Your reply should hold every record exactly as given, with no pictures in it.
[[ EXTRACTED ENTRIES, beginning ]]
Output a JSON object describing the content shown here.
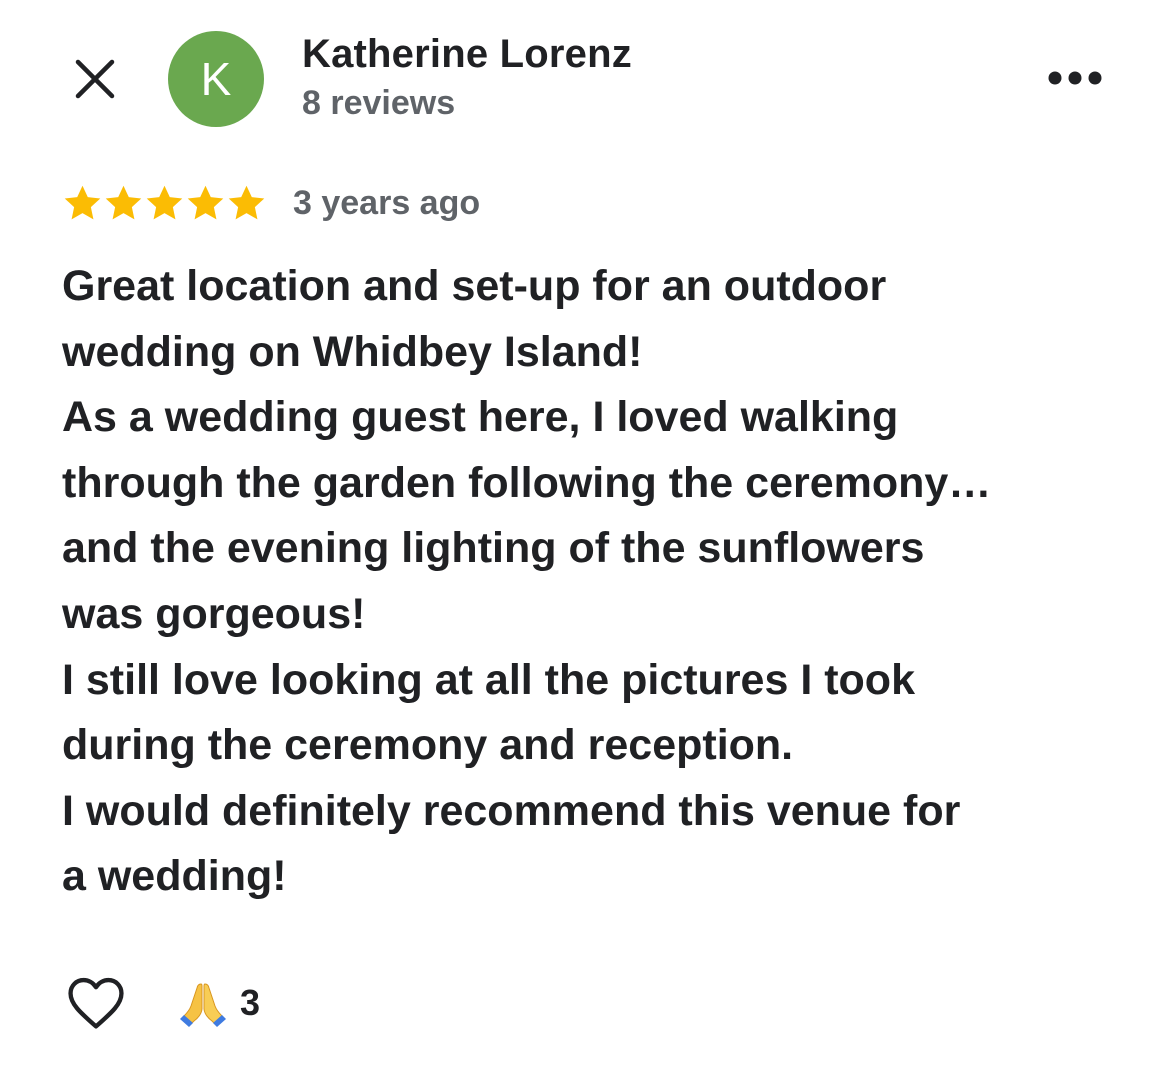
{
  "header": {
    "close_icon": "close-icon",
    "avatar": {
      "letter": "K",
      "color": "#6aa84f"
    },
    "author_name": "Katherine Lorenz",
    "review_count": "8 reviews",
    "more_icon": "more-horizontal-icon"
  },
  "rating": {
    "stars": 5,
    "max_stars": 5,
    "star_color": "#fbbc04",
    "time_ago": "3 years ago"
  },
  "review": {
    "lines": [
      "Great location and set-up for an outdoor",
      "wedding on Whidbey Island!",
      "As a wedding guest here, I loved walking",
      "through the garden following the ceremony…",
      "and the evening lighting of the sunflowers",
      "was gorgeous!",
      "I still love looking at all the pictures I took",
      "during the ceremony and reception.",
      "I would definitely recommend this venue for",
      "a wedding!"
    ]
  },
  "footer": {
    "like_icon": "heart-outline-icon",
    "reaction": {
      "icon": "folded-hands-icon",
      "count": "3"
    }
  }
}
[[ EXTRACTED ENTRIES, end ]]
*ANSWER SECTION:*
Output a JSON object describing the content shown here.
{
  "header": {
    "close_icon": "close-icon",
    "avatar": {
      "letter": "K",
      "color": "#6aa84f"
    },
    "author_name": "Katherine Lorenz",
    "review_count": "8 reviews",
    "more_icon": "more-horizontal-icon"
  },
  "rating": {
    "stars": 5,
    "max_stars": 5,
    "star_color": "#fbbc04",
    "time_ago": "3 years ago"
  },
  "review": {
    "lines": [
      "Great location and set-up for an outdoor",
      "wedding on Whidbey Island!",
      "As a wedding guest here, I loved walking",
      "through the garden following the ceremony…",
      "and the evening lighting of the sunflowers",
      "was gorgeous!",
      "I still love looking at all the pictures I took",
      "during the ceremony and reception.",
      "I would definitely recommend this venue for",
      "a wedding!"
    ]
  },
  "footer": {
    "like_icon": "heart-outline-icon",
    "reaction": {
      "icon": "folded-hands-icon",
      "count": "3"
    }
  }
}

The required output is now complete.